*YOUR ASSIGNMENT:*
A single figure is wanted: the count of lines below containing the string "date".

[Stored dataset items]

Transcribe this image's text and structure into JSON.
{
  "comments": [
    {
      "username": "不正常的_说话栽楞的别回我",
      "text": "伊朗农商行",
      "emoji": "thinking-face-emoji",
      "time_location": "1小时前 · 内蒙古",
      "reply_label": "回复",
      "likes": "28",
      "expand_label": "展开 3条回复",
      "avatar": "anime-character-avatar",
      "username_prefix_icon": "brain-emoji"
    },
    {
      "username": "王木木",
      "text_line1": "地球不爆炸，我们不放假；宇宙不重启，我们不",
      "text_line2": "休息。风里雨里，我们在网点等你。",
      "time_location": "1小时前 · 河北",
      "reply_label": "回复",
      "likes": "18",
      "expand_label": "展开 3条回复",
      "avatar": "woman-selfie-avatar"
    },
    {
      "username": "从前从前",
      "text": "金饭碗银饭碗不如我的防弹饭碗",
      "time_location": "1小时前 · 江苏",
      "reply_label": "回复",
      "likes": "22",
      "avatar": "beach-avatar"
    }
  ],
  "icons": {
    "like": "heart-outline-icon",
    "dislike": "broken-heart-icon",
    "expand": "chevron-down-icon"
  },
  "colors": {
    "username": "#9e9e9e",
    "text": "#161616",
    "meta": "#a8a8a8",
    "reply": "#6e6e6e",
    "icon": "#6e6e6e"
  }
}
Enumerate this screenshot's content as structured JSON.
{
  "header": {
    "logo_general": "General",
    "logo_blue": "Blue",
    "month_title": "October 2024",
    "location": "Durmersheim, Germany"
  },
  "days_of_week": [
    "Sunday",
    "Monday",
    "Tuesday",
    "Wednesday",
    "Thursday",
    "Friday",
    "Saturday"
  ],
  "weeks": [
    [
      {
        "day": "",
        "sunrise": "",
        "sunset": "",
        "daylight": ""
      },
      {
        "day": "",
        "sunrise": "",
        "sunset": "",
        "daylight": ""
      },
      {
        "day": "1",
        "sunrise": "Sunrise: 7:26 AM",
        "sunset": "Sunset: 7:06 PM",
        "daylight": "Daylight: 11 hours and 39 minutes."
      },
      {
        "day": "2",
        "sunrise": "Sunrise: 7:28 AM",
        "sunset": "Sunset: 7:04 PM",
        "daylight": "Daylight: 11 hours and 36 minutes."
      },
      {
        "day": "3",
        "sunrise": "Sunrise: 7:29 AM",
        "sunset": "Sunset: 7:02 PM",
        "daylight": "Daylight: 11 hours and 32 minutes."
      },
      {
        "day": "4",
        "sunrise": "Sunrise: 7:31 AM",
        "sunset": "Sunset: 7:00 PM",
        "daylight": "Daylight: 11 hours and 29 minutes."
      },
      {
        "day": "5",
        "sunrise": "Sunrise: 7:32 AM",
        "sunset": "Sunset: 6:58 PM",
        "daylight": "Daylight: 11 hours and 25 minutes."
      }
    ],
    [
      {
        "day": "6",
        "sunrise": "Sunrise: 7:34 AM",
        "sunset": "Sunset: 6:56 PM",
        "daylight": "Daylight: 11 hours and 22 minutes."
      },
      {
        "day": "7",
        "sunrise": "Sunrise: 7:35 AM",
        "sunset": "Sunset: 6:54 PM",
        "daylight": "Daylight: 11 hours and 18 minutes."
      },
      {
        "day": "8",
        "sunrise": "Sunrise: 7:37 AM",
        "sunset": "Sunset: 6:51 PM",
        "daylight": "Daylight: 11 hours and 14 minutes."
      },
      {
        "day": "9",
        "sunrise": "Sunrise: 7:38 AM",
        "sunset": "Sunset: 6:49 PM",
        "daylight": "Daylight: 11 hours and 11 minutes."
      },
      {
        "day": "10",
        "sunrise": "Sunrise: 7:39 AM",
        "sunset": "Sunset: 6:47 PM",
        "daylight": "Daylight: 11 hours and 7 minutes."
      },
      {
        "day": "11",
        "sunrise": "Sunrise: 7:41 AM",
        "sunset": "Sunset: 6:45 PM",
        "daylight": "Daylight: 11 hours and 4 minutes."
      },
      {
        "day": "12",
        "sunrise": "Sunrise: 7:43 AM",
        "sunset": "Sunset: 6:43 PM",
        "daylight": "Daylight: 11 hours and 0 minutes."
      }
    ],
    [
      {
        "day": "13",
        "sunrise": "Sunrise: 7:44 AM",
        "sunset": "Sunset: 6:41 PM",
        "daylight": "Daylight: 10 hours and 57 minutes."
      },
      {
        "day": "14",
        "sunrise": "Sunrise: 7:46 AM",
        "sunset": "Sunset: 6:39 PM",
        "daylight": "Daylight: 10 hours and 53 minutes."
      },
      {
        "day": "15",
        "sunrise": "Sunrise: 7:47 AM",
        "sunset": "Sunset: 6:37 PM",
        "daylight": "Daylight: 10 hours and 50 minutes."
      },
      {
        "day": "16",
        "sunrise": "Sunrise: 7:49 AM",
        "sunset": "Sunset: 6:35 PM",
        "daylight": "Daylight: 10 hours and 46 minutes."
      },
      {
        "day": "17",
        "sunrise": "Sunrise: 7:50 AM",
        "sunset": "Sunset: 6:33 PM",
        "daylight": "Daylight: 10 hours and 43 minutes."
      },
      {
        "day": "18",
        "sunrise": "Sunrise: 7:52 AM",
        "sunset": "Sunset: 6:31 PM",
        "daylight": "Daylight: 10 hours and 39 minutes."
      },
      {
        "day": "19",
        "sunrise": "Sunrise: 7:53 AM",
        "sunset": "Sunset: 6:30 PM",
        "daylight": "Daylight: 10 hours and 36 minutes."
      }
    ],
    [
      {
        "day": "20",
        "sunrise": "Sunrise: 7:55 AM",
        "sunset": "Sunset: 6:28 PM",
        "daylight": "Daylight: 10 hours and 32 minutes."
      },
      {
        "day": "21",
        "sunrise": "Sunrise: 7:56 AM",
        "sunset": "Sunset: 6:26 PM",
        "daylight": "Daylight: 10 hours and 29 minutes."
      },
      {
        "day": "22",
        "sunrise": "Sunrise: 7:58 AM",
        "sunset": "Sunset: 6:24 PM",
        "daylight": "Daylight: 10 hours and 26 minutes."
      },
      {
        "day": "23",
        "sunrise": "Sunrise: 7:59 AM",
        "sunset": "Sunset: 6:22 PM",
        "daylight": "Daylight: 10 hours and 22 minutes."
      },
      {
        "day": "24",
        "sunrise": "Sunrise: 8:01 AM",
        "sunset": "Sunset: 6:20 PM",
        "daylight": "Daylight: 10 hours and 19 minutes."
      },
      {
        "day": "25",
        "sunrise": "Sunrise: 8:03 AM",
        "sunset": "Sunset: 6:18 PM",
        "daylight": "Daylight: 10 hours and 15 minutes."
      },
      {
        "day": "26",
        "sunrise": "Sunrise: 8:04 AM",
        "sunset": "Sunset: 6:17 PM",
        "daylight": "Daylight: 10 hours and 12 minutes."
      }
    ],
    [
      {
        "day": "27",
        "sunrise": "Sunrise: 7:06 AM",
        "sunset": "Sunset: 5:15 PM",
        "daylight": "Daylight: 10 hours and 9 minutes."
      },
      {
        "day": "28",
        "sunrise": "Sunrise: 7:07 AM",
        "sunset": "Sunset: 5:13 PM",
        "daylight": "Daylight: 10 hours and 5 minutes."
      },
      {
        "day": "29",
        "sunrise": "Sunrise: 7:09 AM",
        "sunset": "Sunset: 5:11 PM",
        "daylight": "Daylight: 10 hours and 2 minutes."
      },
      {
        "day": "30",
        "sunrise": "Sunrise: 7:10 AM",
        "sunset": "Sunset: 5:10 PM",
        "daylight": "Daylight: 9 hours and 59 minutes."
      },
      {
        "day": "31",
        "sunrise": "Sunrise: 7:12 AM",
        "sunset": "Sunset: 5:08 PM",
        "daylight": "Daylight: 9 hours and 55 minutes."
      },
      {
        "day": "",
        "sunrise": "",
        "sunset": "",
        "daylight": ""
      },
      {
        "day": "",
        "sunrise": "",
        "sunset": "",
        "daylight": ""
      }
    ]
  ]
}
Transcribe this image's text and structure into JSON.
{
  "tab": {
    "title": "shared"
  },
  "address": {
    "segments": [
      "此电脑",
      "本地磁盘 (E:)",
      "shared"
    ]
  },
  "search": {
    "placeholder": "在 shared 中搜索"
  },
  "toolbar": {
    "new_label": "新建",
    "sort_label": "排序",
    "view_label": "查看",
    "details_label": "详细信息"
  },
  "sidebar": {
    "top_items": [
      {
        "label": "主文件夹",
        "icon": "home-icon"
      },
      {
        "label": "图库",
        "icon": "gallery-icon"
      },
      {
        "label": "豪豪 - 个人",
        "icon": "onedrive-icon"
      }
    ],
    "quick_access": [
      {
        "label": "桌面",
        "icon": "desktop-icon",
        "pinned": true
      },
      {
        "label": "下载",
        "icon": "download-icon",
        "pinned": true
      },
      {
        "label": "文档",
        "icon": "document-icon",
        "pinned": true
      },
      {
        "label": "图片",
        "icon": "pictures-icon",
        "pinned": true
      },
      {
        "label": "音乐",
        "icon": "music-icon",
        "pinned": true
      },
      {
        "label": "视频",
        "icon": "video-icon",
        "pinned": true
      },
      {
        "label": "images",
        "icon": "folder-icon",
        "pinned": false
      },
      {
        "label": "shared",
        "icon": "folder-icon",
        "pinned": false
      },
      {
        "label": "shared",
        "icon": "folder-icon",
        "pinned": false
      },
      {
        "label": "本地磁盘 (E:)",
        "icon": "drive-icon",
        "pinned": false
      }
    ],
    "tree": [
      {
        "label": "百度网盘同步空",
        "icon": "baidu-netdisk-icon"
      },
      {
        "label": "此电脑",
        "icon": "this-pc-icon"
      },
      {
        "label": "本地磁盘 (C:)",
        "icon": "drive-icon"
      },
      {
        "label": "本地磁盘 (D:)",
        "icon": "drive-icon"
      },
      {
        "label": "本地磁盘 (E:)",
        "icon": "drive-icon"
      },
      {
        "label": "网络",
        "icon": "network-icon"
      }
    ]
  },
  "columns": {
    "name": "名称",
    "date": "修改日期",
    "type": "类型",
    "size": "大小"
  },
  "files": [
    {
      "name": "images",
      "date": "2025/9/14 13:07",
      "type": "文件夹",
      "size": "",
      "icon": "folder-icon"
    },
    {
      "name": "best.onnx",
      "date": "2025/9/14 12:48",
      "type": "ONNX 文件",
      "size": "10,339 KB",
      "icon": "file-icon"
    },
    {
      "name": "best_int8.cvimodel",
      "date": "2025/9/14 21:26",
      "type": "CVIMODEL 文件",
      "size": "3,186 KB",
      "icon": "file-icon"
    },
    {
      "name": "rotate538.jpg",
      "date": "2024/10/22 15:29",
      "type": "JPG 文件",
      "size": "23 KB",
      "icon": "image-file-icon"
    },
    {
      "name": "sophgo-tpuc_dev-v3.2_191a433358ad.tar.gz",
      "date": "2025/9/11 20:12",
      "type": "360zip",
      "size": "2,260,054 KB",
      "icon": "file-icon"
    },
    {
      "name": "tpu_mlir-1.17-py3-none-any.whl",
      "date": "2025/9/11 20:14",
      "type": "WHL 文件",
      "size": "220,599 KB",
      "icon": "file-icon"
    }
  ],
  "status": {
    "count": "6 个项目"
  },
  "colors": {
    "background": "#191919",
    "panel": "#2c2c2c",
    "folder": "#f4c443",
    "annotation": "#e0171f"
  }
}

*WRITTEN ANSWER:*
7